16.   In its decision the trial court made another statement which appears to underscore its reliance on a factual conclusion which finds no support in the record.“The procedure is being used as a facade, it is not being used for its intended purpose, it presents a disjointed, mixed-up investigation that leaves all concerned prejudicially confused as to who is investigating what and for what purpose, i.e., is the Commission investigating a felony for possible indictment, or is it investigating violations of the Charter and ordinances for possible Commission sanctions?   The difference between the two scenarios is extremely significant.   Under one scenario [Fuentes] faces a cease and desist order and monetary penalty and in the other he faces indictment with a possible felony charge.   Although there is nothing wrong with both scenarios being played out, they have to be played out by the established procedures.   Otherwise, the Commission is allowed to simply serve as a surrogate District Attorney with questionable authority, and the one who is being investigated, is left with the question of how to face the Commission's investigator (Alkire)—should he fully cooperate and accede to the cease and desist order and/or monetary penalty?;   or, since a felony prosecution looms, should he seek more protective assistance to fully evaluate all of his defenses and require a full articulation of proof of guilt?  [Fuentes] here is unable to make that choice and consequently is being denied his procedural due process rights.”

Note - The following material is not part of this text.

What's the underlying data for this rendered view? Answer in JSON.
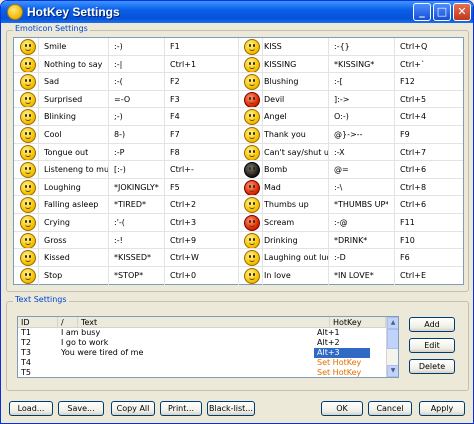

17.   Fuentes confirms in his brief before this court that his case essentially rests upon the same proposition.   He states, “[I]t was the Commission's action of investigating this case with its own ‘special prosecutor’ and only with the assistance of the District Attorney's office that was the gravaman of the excess of jurisdiction that precipitated [his] Petition below and the [trial] court's issuance of the Peremptory Writ and Injunction.”

18.   As the trial court noted, there is no reason why such an investigation could not be pursued.   The fact is, however, the Commission has not as yet chosen to do so.   Either administrative proceedings or a misdemeanor prosecution may be filed at any time within four years of the alleged misconduct.  (Los Angeles Municipal Code, § 49.5.19.)

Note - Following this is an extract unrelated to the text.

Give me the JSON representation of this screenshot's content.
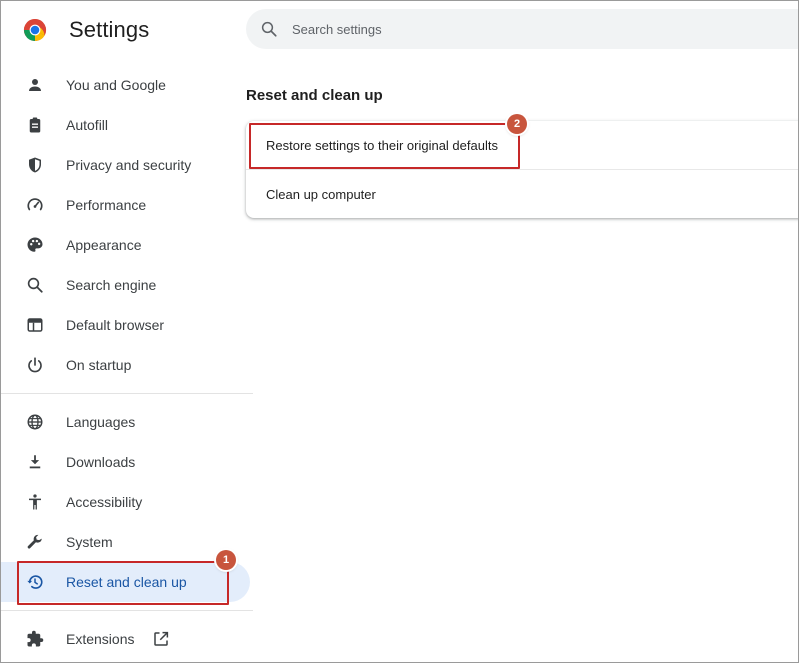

19.   Such writ relief shall apply with equal force in favor of the other petitioners (see fn. 1, ante ).

 CROSKEY, Associate Justice.

KLEIN, P.J., and HINZ, J., concur.